Saraveza Bottle Shop & Pasty Tavern Editor’s Pick
Photography by Stuart Mullenberg
First things first: don’t panic. When perusing the beer menu at Saraveza Bottle Shop & Pasty Tavern, it’s inevitable that the eye might be drawn to (and then shocked by) top–shelf offerings such as La Chouffe Belgian Ale, the Jolly Pumpkin Oro de Calabaza, or the Ale Smith Horny Devil—each sells for more than $13 per 750–milliliter bottle.
After you’ve picked yourself up off the rustic wood floor and recovered your wits, continue reading—most of the beers are less expensive than a typical cocktail. Then take note of the décor in this recently opened storefront on N Killingsworth Street. The vintage coolers, the projection TV tuned to ESPN, and the abundance of kitschy beer knickknacks (or “breweriana”) should reassure you that you haven’t stumbled into some secret stronghold of brew snobbery. If anything, Saraveza projects the same “come on in” vibe you might find at a small–town general store or a suburban bingo parlor.
The waitstaff sustains this air of bonhomie by cheerfully explaining the attributes of each one of the 150 bottled beers and ten rotating taps, at least until you hit upon something that sounds like it will suit your palate. From strong, yeasty Belgian imports like St. Bernardus Prior 8 to far–flung regional domestics like Erie Railbender Ale, the vast selection will make any brew believer’s heart beat to the drum solo from “Moby Dick.” Meanwhile, frugal newbies can content themselves with a stubby Session lager from Full Sail or a dependable can of Fat Tire Amber for a measly $1.75 apiece.
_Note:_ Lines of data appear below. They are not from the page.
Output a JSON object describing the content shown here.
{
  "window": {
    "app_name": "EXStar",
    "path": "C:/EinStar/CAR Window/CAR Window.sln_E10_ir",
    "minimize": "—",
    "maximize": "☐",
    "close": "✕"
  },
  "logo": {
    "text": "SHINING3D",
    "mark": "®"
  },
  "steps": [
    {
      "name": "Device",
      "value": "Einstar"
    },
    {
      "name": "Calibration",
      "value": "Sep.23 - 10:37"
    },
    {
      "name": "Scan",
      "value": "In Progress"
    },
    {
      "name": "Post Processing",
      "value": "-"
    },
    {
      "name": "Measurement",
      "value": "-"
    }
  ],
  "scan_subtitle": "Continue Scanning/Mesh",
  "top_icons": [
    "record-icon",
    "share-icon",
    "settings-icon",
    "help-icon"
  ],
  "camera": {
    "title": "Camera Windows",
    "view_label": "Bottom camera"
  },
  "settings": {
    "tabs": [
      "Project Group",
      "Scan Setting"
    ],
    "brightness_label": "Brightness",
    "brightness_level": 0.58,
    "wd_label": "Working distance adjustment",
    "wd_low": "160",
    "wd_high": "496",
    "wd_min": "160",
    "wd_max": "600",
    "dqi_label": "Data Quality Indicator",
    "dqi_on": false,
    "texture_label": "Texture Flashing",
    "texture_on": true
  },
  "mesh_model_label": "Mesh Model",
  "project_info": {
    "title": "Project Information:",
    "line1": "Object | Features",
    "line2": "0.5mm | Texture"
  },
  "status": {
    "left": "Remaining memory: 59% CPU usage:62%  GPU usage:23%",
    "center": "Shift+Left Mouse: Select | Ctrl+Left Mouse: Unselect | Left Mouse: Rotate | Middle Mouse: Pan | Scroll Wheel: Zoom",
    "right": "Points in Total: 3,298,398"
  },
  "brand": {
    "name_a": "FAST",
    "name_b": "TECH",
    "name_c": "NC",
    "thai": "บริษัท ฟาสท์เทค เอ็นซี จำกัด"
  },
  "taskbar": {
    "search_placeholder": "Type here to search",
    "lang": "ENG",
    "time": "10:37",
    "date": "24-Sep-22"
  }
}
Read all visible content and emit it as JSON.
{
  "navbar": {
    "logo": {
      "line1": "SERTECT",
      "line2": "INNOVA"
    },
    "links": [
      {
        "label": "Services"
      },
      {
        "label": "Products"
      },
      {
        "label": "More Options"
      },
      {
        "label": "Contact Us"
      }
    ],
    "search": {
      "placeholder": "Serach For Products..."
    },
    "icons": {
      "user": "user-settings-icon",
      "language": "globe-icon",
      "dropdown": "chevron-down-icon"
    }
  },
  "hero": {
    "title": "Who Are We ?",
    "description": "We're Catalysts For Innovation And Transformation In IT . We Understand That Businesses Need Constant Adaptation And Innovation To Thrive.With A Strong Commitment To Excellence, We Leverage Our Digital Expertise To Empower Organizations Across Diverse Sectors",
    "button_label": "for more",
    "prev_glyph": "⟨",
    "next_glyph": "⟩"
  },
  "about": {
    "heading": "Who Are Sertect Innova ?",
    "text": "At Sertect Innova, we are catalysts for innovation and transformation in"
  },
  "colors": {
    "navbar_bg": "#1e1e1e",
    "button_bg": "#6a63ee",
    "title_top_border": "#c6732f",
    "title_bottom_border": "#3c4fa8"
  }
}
Financial crisis averted.
With all the esoteric beers to fuss over, it’s understandable that you might overlook the food—but you shouldn’t. Family Supper alum Spence Lack is the man in the kitchen, and his three varieties of pasties (a baked meat or veggie pie) are sensational, not to mention a steal at $7 to $8 each. The crusts are flaky yet chewy and moist, enveloping a bonanza of fresh onions, potatoes, and carrots.
Our only complaint is that most of the tables are too small for group dining. Perhaps the owners might consider more spacious seating arrangements. Until then, the cramped conditions make for a cozy visit. And whether you’re a connoisseur in search of an obscure ale or just a working stiff looking to watch the ball game over a cold one, chances are you’ll be in good company.